All I ask for is government neutrality - meaning the government should not treat me differently from anyone else based on religion, race, sexual orientation or gender.

/carmi

Rella Bella
04-22-2006, 01:13 AM
All I ask for is government neutrality - meaning the government should not treat me differently from anyone else based on religion, race, sexual orientation or gender. /carmi
This is really where we need to end up isn't it. :thumbsup2
I think the poster has a basically good idea...
let's call it "what ever" but let it mean everyone can/must have a "legal ceremony" and after that anyone who wants to can also have a "religious ceremony" according to what ever religion they choose.
How could this offend... it wouldn't force any religion to do anything they didn't believe in now or in the future.

majortom
04-22-2006, 01:21 AM
Sorry, but the word "marriage" today has no official religous connotation whatsoever.

Marriage has no religious connotations to you.
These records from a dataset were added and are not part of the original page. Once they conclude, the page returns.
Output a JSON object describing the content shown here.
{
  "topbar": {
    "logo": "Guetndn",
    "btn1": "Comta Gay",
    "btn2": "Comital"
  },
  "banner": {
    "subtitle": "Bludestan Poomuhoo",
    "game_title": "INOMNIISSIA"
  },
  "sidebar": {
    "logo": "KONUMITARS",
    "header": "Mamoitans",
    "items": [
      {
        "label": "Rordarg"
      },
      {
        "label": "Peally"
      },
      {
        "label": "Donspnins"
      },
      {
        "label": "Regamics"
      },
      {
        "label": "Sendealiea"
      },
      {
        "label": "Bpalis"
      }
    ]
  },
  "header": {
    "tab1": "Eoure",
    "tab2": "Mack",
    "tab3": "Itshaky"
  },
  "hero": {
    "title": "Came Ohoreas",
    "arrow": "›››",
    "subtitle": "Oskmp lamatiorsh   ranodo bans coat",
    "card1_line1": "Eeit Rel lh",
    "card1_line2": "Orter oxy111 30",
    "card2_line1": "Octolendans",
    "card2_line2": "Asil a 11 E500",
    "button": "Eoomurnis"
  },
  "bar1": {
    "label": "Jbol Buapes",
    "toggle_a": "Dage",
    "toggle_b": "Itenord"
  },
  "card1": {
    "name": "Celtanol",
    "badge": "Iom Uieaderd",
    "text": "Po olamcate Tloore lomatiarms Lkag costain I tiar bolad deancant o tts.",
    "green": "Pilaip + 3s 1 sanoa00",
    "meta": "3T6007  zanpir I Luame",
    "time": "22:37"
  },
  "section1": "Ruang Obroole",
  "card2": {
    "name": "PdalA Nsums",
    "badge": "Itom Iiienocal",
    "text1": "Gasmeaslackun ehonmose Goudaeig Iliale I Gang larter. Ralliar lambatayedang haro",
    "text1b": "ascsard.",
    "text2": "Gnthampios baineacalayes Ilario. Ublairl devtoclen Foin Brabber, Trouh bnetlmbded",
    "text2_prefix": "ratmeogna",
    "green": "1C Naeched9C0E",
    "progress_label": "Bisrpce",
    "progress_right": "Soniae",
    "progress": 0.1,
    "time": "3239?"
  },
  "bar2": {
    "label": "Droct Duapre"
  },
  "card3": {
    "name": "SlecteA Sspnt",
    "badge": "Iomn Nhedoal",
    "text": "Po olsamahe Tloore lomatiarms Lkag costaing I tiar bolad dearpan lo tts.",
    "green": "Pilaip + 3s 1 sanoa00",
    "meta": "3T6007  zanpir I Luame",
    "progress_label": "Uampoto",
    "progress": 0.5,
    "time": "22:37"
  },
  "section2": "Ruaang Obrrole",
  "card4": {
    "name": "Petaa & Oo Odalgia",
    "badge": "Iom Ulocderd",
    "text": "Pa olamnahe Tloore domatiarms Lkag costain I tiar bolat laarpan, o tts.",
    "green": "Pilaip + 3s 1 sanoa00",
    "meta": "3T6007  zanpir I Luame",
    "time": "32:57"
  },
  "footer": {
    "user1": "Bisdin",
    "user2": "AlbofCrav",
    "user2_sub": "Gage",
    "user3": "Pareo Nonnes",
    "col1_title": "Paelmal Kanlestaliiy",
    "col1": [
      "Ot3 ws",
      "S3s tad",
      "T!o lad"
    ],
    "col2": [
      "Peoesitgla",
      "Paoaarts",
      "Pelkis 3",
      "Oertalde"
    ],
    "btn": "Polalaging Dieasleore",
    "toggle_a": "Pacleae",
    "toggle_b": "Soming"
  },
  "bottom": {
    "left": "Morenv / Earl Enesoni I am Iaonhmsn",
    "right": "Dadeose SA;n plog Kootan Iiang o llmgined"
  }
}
It does to many others (mostly religious people).

We currently use marriage to mean both a civil and religious union. What Jobie is suggesting is that if we split the terms, it might be easier for those who oppose same sex unions to allow them civilly.

His suggestion is that we separate the civil union from the religious ceremony and call them different things. Anyone can have a civil union - same sex or opposite sex and receive all the thousands of benefits now reserved for people that get "married".

Just as now, people could choose to have a religious marriage ceremony if they wanted one. The legal benefits come from the civil ceremony.

As long as there is only one form of government recognized union, who gare

/carmi

harumph
04-27-2006, 01:34 AM
Thanks to the OP, who admittedly thinks homosexuality is immoral, for giving some serious thought to an issue that it sounds like he is more than a bit uncomfortable with. I'm impressed that he came to the conclusion that he did. The conclusion is logical, and draws from two basic tenets that our country was founded on: the separation of Church and State, and that all Americans are created equal.

The problem with the conclusion is that most Americans who oppose gay marriage have a serious problem with both of those tenets. Most Evangelical Chrisitians would like to see prayer in public school, for example, or a giant stone Ten Commandments outside the local courthouse.

Evangelical Christians believe that homosexuals are sinners (conveniently neglecting that we are all sinners in the eyes of God), and want to treat them as second-class citizens.

My question is this: why do they care so much? So much is made out of homosexual's immoral behaviour, so why do these same people want to deny them sanctioned monogamy? What is it about gay relationships that is so threatening?

Viki
04-27-2006, 07:27 AM
What is it about gay relationships that is so threatening?

Good question and, from a systems perspective, I'd like to suggest that many family, congregational, economic, political, and perhaps just plain human systems find enemies very convenient. Focussing on the shortcomings of another is a terribly profitable way to focus less on our own. :smooth: